Input records
* * * *

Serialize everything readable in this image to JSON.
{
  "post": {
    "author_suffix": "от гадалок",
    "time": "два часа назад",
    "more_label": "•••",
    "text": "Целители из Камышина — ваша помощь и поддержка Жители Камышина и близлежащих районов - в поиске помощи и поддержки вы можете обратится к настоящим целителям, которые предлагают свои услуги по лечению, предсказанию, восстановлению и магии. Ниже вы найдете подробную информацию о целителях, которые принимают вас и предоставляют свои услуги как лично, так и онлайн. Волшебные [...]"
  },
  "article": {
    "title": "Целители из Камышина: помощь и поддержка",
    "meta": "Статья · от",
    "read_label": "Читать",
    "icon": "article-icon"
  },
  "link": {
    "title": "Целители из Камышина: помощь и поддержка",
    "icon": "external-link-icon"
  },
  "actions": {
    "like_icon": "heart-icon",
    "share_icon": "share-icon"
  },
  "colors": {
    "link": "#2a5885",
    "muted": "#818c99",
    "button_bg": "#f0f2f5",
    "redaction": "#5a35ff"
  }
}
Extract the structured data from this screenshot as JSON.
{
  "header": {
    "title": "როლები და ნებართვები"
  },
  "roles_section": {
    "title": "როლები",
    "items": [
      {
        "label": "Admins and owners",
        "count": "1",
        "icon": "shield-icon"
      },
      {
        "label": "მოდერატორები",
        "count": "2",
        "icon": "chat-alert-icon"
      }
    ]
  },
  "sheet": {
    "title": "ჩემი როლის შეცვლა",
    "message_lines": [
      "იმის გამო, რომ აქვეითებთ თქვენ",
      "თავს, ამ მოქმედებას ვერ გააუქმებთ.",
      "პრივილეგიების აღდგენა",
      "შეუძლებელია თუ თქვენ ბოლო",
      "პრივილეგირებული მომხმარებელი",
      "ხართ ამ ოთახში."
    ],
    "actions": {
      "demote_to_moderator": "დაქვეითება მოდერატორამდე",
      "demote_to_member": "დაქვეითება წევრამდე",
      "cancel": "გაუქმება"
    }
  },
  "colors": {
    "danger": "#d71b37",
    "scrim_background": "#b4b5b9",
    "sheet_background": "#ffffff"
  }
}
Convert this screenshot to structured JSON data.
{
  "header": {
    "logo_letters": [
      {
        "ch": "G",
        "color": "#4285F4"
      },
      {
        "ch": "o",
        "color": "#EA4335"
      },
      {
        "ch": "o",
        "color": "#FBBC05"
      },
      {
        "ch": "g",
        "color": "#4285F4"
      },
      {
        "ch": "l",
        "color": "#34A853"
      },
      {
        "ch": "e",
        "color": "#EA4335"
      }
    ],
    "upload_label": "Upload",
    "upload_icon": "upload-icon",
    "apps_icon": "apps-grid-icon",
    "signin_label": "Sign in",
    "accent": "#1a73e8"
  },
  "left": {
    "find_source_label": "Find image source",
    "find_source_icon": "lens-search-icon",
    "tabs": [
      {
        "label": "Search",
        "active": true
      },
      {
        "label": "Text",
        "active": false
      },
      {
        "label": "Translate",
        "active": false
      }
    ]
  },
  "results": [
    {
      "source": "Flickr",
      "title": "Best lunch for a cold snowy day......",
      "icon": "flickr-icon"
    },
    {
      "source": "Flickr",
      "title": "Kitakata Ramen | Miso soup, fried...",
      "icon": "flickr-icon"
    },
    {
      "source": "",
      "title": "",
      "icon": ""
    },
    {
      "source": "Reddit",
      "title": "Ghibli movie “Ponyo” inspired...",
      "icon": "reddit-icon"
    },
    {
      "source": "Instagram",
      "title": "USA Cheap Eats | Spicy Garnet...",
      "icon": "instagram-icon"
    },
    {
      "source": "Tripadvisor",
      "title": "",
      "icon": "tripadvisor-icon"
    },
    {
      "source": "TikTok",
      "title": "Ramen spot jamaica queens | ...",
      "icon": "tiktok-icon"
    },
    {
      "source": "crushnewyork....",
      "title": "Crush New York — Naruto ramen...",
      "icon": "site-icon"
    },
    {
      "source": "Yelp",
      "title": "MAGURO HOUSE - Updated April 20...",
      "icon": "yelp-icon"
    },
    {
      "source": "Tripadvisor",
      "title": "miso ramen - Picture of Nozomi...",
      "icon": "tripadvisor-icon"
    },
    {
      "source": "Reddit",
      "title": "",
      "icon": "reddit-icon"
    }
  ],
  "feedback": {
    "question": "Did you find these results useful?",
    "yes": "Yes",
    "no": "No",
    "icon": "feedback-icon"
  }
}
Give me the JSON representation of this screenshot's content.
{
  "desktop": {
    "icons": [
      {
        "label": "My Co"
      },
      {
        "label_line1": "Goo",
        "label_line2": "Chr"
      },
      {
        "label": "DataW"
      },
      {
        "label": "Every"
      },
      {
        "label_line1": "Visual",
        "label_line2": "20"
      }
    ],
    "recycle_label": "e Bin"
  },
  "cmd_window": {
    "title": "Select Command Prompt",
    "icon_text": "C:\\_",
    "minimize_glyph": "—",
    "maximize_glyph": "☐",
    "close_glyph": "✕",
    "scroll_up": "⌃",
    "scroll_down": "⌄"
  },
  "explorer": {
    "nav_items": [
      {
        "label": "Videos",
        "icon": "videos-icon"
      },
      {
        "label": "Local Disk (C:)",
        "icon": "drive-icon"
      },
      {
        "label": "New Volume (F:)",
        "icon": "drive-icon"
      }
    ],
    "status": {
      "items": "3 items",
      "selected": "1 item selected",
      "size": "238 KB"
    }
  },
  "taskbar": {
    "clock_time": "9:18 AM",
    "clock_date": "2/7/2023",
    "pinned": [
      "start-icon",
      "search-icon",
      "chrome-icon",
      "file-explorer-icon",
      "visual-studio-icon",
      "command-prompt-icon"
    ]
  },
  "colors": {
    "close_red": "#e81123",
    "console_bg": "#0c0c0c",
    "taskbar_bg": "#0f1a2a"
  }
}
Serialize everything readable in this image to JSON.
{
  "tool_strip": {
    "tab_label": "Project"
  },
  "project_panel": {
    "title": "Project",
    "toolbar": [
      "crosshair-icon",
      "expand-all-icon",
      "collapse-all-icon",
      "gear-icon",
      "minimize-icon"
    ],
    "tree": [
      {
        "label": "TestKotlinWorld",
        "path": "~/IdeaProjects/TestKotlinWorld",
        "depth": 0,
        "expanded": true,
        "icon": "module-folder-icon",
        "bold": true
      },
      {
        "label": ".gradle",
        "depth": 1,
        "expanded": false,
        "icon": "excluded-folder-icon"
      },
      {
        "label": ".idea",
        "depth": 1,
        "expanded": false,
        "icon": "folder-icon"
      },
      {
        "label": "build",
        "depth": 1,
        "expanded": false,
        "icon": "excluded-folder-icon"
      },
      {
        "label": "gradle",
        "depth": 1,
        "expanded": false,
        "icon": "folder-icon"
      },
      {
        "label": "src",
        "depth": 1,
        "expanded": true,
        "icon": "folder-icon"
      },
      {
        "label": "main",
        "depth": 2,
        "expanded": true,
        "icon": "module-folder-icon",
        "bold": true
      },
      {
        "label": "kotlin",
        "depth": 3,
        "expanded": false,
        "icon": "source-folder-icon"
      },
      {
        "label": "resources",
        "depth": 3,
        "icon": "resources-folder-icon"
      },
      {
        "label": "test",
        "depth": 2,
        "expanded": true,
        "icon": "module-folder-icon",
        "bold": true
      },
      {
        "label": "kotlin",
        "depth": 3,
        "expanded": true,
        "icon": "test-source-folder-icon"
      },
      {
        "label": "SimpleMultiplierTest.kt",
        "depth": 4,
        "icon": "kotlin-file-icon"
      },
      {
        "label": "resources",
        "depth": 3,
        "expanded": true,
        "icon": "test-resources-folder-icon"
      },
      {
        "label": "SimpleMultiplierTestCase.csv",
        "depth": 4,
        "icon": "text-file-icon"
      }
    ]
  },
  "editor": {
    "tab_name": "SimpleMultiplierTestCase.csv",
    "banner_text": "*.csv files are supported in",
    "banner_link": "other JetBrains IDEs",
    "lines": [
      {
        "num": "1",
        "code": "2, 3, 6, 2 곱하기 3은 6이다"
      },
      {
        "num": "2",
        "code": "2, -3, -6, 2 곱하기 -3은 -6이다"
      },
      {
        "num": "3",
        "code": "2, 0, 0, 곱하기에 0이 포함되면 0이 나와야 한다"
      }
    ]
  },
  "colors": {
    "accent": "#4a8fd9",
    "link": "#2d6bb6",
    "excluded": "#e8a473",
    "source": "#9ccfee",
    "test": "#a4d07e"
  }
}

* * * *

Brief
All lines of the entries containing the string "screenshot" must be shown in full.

Output of the task
Extract the structured data from this screenshot as JSON.
Convert this screenshot to structured JSON data.
Give me the JSON representation of this screenshot's content.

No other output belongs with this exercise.